The Chinese were told that Israel regards Iran’s nuclear program as an “existential issue and that countries that have an existential issue don’t listen to other countries,” according to a senior administration official. The implication was clear: Israel could bomb Iran, leading to a crisis in the Persian Gulf region and almost inevitably problems over the very oil China needs to fuel its economic juggernaut, said the official, who spoke on the condition of anonymity.
Earlier this week, the White House got its answer. China informed the United States that it would support a toughly worded, U.S.-backed statement criticizing the Islamic republic for flouting U.N. resolutions by constructing a secret uranium-enrichment plant.

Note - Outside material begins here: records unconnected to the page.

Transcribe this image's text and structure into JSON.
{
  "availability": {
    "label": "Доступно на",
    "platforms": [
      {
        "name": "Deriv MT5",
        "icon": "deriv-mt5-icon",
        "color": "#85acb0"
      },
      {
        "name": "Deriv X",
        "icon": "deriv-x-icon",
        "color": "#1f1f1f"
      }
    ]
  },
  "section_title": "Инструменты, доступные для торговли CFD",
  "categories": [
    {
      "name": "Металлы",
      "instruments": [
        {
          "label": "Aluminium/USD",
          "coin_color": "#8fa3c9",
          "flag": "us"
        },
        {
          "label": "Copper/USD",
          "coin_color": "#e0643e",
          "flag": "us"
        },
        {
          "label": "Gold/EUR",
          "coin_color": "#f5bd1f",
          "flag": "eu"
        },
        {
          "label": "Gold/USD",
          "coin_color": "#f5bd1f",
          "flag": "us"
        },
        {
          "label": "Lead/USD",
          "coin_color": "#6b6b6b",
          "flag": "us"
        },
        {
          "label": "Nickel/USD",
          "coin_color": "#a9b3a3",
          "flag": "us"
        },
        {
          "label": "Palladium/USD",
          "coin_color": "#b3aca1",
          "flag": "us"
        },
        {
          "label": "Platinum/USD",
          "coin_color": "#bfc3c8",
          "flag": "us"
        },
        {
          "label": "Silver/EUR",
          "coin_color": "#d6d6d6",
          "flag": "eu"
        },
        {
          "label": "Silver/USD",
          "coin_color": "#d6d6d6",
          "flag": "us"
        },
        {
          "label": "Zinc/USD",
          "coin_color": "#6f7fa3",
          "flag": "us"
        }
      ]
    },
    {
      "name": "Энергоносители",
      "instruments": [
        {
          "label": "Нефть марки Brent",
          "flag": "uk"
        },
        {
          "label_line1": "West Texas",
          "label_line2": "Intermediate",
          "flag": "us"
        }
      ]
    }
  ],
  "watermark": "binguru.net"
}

The statement, obtained by The Washington Post, is part of a draft resolution to be taken up as soon as Thursday by the 35 nations that make up the governing board of the International Atomic Energy Agency, the U.N. nuclear watchdog.
While largely symbolic, it is the first such declaration since 2006 to be backed by both China and Russia. And the statement marks a departure for China, which has long refrained from criticizing Iran’s nuclear policies. The issue of how China will handle the Iranian nuclear issue has emerged as an early test of what Obama has described as a relationship that “will shape the 21st century.”